» Information supplied
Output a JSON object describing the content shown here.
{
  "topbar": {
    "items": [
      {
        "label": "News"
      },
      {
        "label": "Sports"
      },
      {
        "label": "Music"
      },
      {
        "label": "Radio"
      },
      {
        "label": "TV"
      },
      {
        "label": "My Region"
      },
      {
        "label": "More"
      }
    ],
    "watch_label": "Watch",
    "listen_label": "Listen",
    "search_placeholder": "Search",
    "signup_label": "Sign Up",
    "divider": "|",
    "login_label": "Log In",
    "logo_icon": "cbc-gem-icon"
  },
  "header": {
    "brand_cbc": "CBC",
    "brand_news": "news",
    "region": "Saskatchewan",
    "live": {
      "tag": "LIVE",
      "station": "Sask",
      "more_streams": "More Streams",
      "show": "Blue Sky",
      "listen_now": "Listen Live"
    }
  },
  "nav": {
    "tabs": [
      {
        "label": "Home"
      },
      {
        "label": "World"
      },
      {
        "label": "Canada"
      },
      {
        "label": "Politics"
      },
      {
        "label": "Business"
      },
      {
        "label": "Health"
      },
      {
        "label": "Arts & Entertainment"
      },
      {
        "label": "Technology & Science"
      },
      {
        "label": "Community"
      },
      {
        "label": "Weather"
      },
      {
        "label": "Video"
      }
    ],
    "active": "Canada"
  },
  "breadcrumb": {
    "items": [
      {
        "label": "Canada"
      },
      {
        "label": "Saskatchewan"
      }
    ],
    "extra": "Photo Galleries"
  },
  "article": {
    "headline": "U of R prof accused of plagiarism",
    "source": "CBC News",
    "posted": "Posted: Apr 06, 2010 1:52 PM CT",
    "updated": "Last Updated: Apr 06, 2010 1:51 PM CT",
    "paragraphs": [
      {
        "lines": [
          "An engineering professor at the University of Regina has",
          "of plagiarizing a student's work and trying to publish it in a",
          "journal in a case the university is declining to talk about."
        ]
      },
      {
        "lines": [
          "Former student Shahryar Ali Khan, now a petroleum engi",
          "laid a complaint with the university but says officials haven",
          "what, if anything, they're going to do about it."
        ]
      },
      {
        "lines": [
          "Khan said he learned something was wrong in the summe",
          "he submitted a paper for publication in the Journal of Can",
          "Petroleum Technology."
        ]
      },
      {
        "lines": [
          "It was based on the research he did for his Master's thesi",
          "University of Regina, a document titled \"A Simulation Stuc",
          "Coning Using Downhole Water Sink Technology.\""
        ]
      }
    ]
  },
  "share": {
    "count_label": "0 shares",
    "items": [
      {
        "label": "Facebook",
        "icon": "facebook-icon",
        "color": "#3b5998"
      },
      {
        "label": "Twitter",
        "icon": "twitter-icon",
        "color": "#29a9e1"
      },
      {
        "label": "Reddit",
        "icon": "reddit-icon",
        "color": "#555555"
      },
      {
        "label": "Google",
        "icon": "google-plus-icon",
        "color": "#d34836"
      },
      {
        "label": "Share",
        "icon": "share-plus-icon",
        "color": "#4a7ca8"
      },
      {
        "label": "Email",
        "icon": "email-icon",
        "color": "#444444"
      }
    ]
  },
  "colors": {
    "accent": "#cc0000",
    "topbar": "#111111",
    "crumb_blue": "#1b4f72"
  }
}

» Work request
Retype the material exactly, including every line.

» Expected output
Output a JSON object describing the content shown here.
{
  "topbar": {
    "items": [
      {
        "label": "News"
      },
      {
        "label": "Sports"
      },
      {
        "label": "Music"
      },
      {
        "label": "Radio"
      },
      {
        "label": "TV"
      },
      {
        "label": "My Region"
      },
      {
        "label": "More"
      }
    ],
    "watch_label": "Watch",
    "listen_label": "Listen",
    "search_placeholder": "Search",
    "signup_label": "Sign Up",
    "divider": "|",
    "login_label": "Log In",
    "logo_icon": "cbc-gem-icon"
  },
  "header": {
    "brand_cbc": "CBC",
    "brand_news": "news",
    "region": "Saskatchewan",
    "live": {
      "tag": "LIVE",
      "station": "Sask",
      "more_streams": "More Streams",
      "show": "Blue Sky",
      "listen_now": "Listen Live"
    }
  },
  "nav": {
    "tabs": [
      {
        "label": "Home"
      },
      {
        "label": "World"
      },
      {
        "label": "Canada"
      },
      {
        "label": "Politics"
      },
      {
        "label": "Business"
      },
      {
        "label": "Health"
      },
      {
        "label": "Arts & Entertainment"
      },
      {
        "label": "Technology & Science"
      },
      {
        "label": "Community"
      },
      {
        "label": "Weather"
      },
      {
        "label": "Video"
      }
    ],
    "active": "Canada"
  },
  "breadcrumb": {
    "items": [
      {
        "label": "Canada"
      },
      {
        "label": "Saskatchewan"
      }
    ],
    "extra": "Photo Galleries"
  },
  "article": {
    "headline": "U of R prof accused of plagiarism",
    "source": "CBC News",
    "posted": "Posted: Apr 06, 2010 1:52 PM CT",
    "updated": "Last Updated: Apr 06, 2010 1:51 PM CT",
    "paragraphs": [
      {
        "lines": [
          "An engineering professor at the University of Regina has",
          "of plagiarizing a student's work and trying to publish it in a",
          "journal in a case the university is declining to talk about."
        ]
      },
      {
        "lines": [
          "Former student Shahryar Ali Khan, now a petroleum engi",
          "laid a complaint with the university but says officials haven",
          "what, if anything, they're going to do about it."
        ]
      },
      {
        "lines": [
          "Khan said he learned something was wrong in the summe",
          "he submitted a paper for publication in the Journal of Can",
          "Petroleum Technology."
        ]
      },
      {
        "lines": [
          "It was based on the research he did for his Master's thesi",
          "University of Regina, a document titled \"A Simulation Stuc",
          "Coning Using Downhole Water Sink Technology.\""
        ]
      }
    ]
  },
  "share": {
    "count_label": "0 shares",
    "items": [
      {
        "label": "Facebook",
        "icon": "facebook-icon",
        "color": "#3b5998"
      },
      {
        "label": "Twitter",
        "icon": "twitter-icon",
        "color": "#29a9e1"
      },
      {
        "label": "Reddit",
        "icon": "reddit-icon",
        "color": "#555555"
      },
      {
        "label": "Google",
        "icon": "google-plus-icon",
        "color": "#d34836"
      },
      {
        "label": "Share",
        "icon": "share-plus-icon",
        "color": "#4a7ca8"
      },
      {
        "label": "Email",
        "icon": "email-icon",
        "color": "#444444"
      }
    ]
  },
  "colors": {
    "accent": "#cc0000",
    "topbar": "#111111",
    "crumb_blue": "#1b4f72"
  }
}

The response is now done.